That’s a tough timetable for many farmers. Instead, they are adding winter CSAs to their offerings. Others are teaming up with neighbors to craft one-stop packages for delivery. A popular plan from Wolf Pine Farm includes vegetables from its location in Alfred, Maine, grains from Borealis Breads in Wells, Maine, and grass-fed beef from Vermont. “There’s definitely more interest in the full-diet CSA,” says Tyler. And these winter sales have spread revenue more evenly throughout the year, reducing risk.
The community-focused process is especially fruitful in pastoral New England, which has a higher proportion of small operators and family farms than anywhere else in the country. The region doesn’t have a single representative in the U.S. Department of Agriculture’s top 10 agriculture-producing states. “You’re never going to convince really large farmers to get away from the monoculture of planting 1,000 acres of corn,” says Greg Noden, USDA farm operations manager in Geneva, New York. But for a midsize or beginning farmer, it’s a viable shift.
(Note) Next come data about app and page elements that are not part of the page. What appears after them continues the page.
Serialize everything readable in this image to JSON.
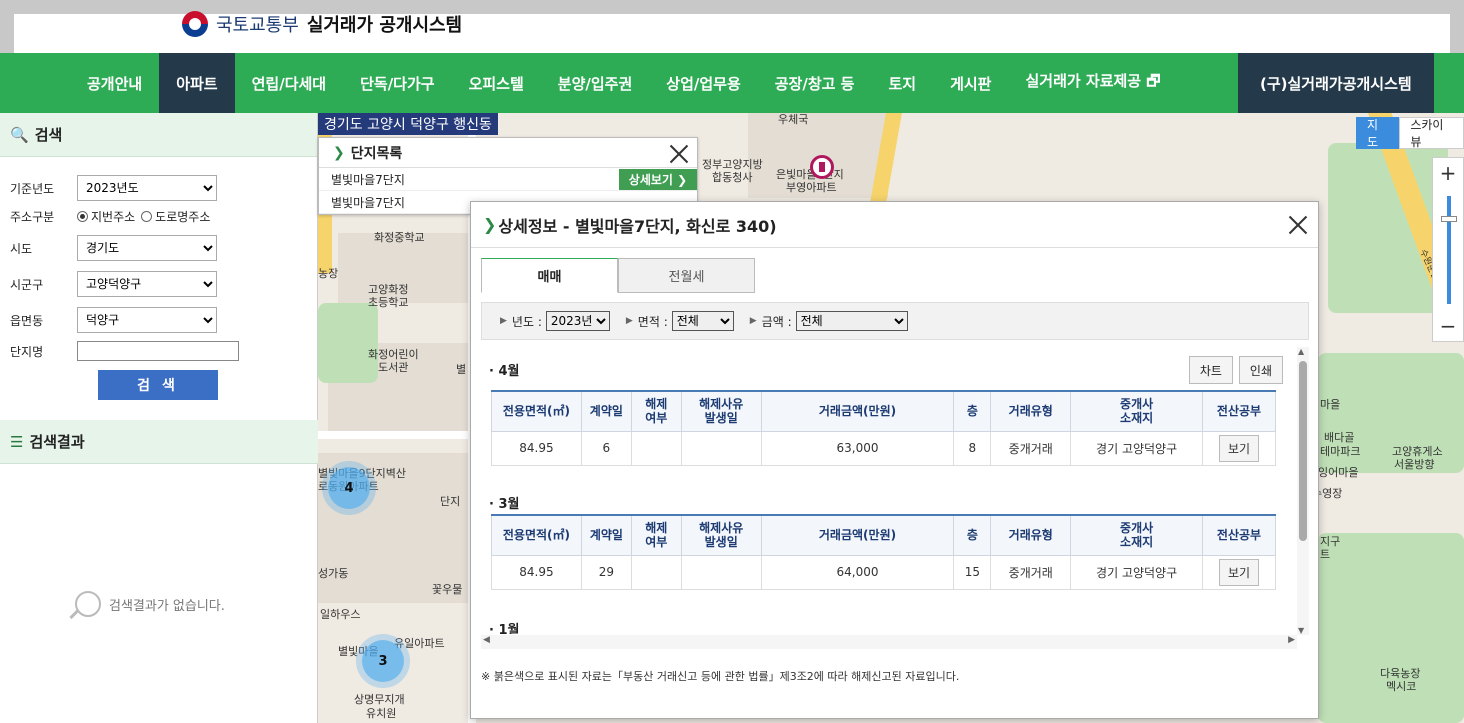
{
  "header": {
    "ministry": "국토교통부",
    "system": "실거래가 공개시스템"
  },
  "nav": {
    "items": [
      "공개안내",
      "아파트",
      "연립/다세대",
      "단독/다가구",
      "오피스텔",
      "분양/입주권",
      "상업/업무용",
      "공장/창고 등",
      "토지",
      "게시판",
      "실거래가 자료제공 🗗"
    ],
    "active": "아파트",
    "old_system": "(구)실거래가공개시스템"
  },
  "search": {
    "title": "검색",
    "year_label": "기준년도",
    "year_value": "2023년도",
    "addr_label": "주소구분",
    "addr_opt1": "지번주소",
    "addr_opt2": "도로명주소",
    "sido_label": "시도",
    "sido_value": "경기도",
    "sigungu_label": "시군구",
    "sigungu_value": "고양덕양구",
    "dong_label": "읍면동",
    "dong_value": "덕양구",
    "name_label": "단지명",
    "name_value": "",
    "button": "검 색"
  },
  "results": {
    "title": "검색결과",
    "empty": "검색결과가 없습니다."
  },
  "map": {
    "address": "경기도 고양시 덕양구 행신동",
    "type_map": "지도",
    "type_sky": "스카이뷰",
    "zoom_in": "+",
    "zoom_out": "−",
    "cluster_a": "4",
    "cluster_b": "3",
    "labels": [
      "우체국",
      "정부고양지방",
      "합동청사",
      "은빛마을6단지",
      "부영아파트",
      "화정중학교",
      "고양화정",
      "초등학교",
      "화정어린이",
      "도서관",
      "별빛마을9단지벽산",
      "로동원아파트",
      "별빛마을",
      "유일아파트",
      "상명무지개",
      "유치원",
      "꽃우물",
      "일하우스",
      "성가동",
      "마을",
      "배다골",
      "테마파크",
      "잉어마을",
      "수영장",
      "고양휴게소",
      "서울방향",
      "다육농장",
      "멕시코",
      "지구",
      "트",
      "농장",
      "별",
      "단지",
      "수원문산고속도로"
    ]
  },
  "complex_list": {
    "title": "단지목록",
    "items": [
      "별빛마을7단지",
      "별빛마을7단지"
    ],
    "detail_btn": "상세보기"
  },
  "detail": {
    "title": "상세정보 - 별빛마을7단지, 화신로 340)",
    "tab_sale": "매매",
    "tab_rent": "전월세",
    "filter_year_label": "년도 :",
    "filter_year_value": "2023년",
    "filter_area_label": "면적 :",
    "filter_area_value": "전체",
    "filter_price_label": "금액 :",
    "filter_price_value": "전체",
    "chart_btn": "차트",
    "print_btn": "인쇄",
    "columns": [
      "전용면적(㎡)",
      "계약일",
      "해제\n여부",
      "해제사유\n발생일",
      "거래금액(만원)",
      "층",
      "거래유형",
      "중개사\n소재지",
      "전산공부"
    ],
    "months": [
      {
        "label": "· 4월",
        "rows": [
          [
            "84.95",
            "6",
            "",
            "",
            "63,000",
            "8",
            "중개거래",
            "경기 고양덕양구",
            "보기"
          ]
        ]
      },
      {
        "label": "· 3월",
        "rows": [
          [
            "84.95",
            "29",
            "",
            "",
            "64,000",
            "15",
            "중개거래",
            "경기 고양덕양구",
            "보기"
          ]
        ]
      },
      {
        "label": "· 1월",
        "rows": []
      }
    ],
    "note": "※ 붉은색으로 표시된 자료는「부동산 거래신고 등에 관한 법률」제3조2에 따라 해제신고된 자료입니다."
  }
}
And that class of farmer, Noden adds, is “more prevalent in the Northeast than anywhere else.”
There are financial benefits for those who change up the typical farming equation. “If you can get people greens in December, not only will you have plenty of demand but you will be able to charge a premium,” says Jim Hafner, executive director of the Keene, New Hampshire–based nonprofit Land for Good. “That’s why you also see people moving into non-land-based farming, such as hydroponics.”
Advances in vertical farming have made hydroponics — farming without soil — even more effective. One study published in Food and Energy Security last year showed that vertical farms could produce almost 14 times as much lettuce per acre as conventional farms. Growers adopting high tunneling, in which crops are encased in semicircular plastic mini-greenhouses, can prolong the growing season. And some high-tunneling setups are designed to collect rainfall and irrigate the crops within. Bonus points: They are 40 to 60 percent cheaper per square foot than greenhouses and are passively heated, which means lower energy costs.
There are certainly obstacles for those looking to brave the harsh winters. Those CSAs are often limited to hardier crops, such as mushrooms, herbs and root vegetables. Such crops need to stay dry, and storage or packing can be difficult: The Yentes’ products sometimes freeze on the coldest of days. And some attempted CSAs have been scuttled by complications from the nontraditional season, according to a report from the Portland Press Herald: In one case, a bacon-and-sausage deal from a Durham ranch fell victim to “equipment and labeling issues,” while a Rockland-area winery’s marketing attempt was felled by liquor laws when it tried to start a meat, cheese, bread and wine delivery service using a horse-drawn wagon.
Still, interest in winter crops remains high, and farmers are capitalizing. In September, as Alprilla Farm’s Courser walks out of the Common Ground Country Fair — a massive weekend farming festival that annually attracts thousands to rural central Maine — a friend approaches and asks if her new CSA has any shares left. Nope, all 85 slots are filled. Demand is sky-high, Courser later says: “We’re even getting a lot of other gardeners and farmers signing up, because they don’t have storage themselves.”